Exercise description: Using the listing below, work out how many lines include the word "Optional". Only the number is to be given.

Data records:
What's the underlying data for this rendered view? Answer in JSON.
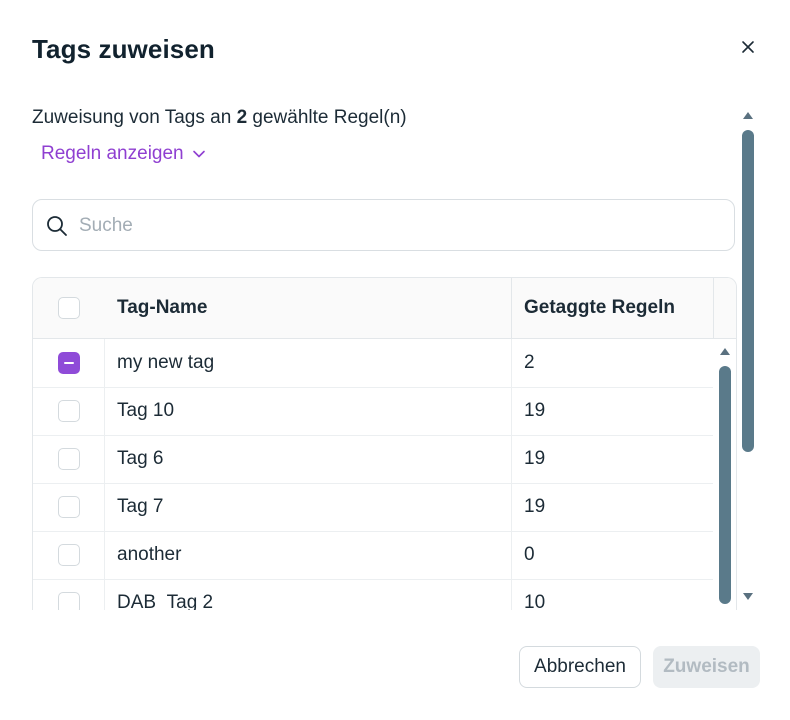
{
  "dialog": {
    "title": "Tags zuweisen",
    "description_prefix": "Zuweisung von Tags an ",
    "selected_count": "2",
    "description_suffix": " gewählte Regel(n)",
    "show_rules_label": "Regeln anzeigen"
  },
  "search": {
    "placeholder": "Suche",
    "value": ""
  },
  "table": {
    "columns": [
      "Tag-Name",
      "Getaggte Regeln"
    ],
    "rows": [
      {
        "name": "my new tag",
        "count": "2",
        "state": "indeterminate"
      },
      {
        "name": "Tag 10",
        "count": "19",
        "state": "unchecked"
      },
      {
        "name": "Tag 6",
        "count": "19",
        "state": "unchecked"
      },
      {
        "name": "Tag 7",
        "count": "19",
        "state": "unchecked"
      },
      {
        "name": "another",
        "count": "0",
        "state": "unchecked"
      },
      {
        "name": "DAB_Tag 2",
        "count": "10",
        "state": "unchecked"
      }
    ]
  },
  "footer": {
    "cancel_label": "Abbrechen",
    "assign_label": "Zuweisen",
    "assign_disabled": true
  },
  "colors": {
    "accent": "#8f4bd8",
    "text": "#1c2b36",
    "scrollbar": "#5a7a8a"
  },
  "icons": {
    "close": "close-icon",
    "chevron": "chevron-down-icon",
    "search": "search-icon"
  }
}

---

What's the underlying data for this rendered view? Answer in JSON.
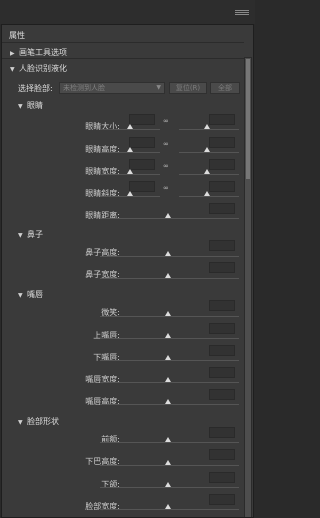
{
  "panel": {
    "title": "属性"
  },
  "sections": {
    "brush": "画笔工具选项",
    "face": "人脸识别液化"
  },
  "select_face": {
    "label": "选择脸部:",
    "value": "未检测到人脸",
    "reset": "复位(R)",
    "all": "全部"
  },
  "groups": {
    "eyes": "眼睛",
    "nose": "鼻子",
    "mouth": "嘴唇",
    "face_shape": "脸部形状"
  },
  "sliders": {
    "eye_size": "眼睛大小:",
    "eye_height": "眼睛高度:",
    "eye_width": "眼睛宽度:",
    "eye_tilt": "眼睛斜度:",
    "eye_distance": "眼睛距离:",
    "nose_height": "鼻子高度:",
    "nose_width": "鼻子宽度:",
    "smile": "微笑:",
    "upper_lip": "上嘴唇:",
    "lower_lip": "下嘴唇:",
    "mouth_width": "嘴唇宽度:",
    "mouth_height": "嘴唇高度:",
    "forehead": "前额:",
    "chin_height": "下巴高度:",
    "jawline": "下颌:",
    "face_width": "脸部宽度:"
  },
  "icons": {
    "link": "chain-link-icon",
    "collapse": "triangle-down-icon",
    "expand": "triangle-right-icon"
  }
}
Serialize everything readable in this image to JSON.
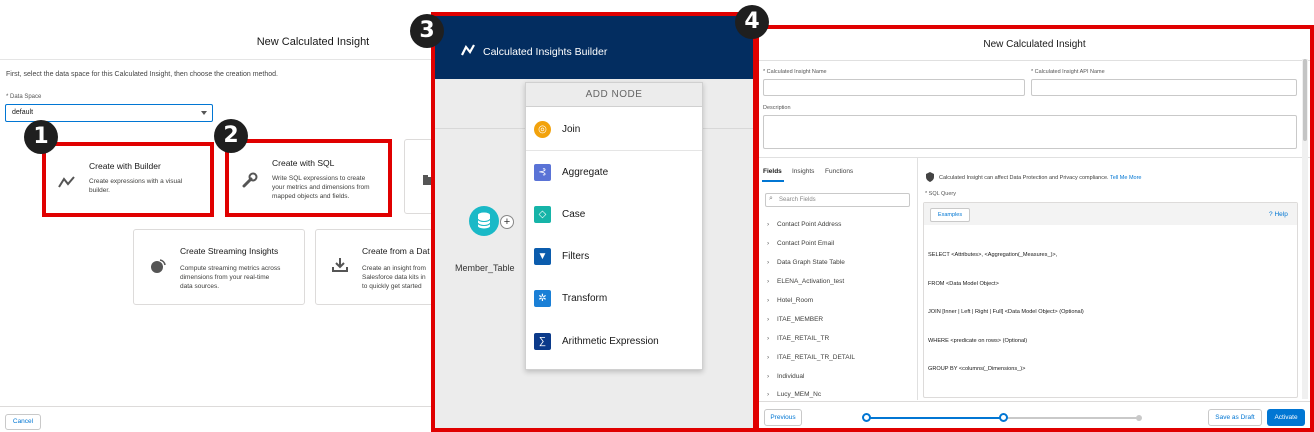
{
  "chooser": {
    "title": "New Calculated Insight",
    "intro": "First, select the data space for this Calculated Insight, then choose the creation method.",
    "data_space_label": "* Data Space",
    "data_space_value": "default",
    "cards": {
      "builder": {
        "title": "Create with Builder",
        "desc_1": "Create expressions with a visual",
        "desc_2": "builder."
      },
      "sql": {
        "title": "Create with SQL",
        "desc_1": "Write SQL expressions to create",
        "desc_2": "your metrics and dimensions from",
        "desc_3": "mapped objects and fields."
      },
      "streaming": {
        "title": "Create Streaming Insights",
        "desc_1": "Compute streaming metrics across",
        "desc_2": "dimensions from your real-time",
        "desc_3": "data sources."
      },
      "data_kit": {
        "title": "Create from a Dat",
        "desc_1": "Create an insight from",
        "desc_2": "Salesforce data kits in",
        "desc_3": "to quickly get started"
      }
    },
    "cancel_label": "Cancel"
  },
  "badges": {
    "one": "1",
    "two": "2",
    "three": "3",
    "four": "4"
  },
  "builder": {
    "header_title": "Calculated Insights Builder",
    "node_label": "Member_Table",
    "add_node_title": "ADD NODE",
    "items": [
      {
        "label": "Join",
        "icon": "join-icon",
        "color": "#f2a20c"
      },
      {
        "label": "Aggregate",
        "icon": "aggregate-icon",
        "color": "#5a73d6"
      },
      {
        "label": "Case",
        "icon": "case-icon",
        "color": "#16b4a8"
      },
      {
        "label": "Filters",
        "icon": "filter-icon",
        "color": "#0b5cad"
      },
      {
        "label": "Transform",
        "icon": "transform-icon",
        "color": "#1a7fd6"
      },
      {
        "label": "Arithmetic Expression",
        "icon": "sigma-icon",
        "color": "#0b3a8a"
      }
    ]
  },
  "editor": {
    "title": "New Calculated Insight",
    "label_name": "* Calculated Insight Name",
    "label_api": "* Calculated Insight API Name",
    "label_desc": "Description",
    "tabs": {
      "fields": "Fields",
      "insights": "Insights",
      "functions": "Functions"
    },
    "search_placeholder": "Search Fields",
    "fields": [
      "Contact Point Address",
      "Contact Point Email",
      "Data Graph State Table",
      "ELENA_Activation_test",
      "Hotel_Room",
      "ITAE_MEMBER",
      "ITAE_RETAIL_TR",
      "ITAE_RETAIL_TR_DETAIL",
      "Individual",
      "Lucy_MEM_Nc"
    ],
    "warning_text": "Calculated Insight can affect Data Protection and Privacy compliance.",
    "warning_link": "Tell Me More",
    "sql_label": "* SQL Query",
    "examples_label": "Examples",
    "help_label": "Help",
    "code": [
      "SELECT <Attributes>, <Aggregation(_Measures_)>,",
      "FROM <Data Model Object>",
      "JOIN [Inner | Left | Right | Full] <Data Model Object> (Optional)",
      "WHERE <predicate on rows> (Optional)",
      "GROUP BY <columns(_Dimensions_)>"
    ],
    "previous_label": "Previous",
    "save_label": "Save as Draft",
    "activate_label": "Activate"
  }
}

Problem solution: 2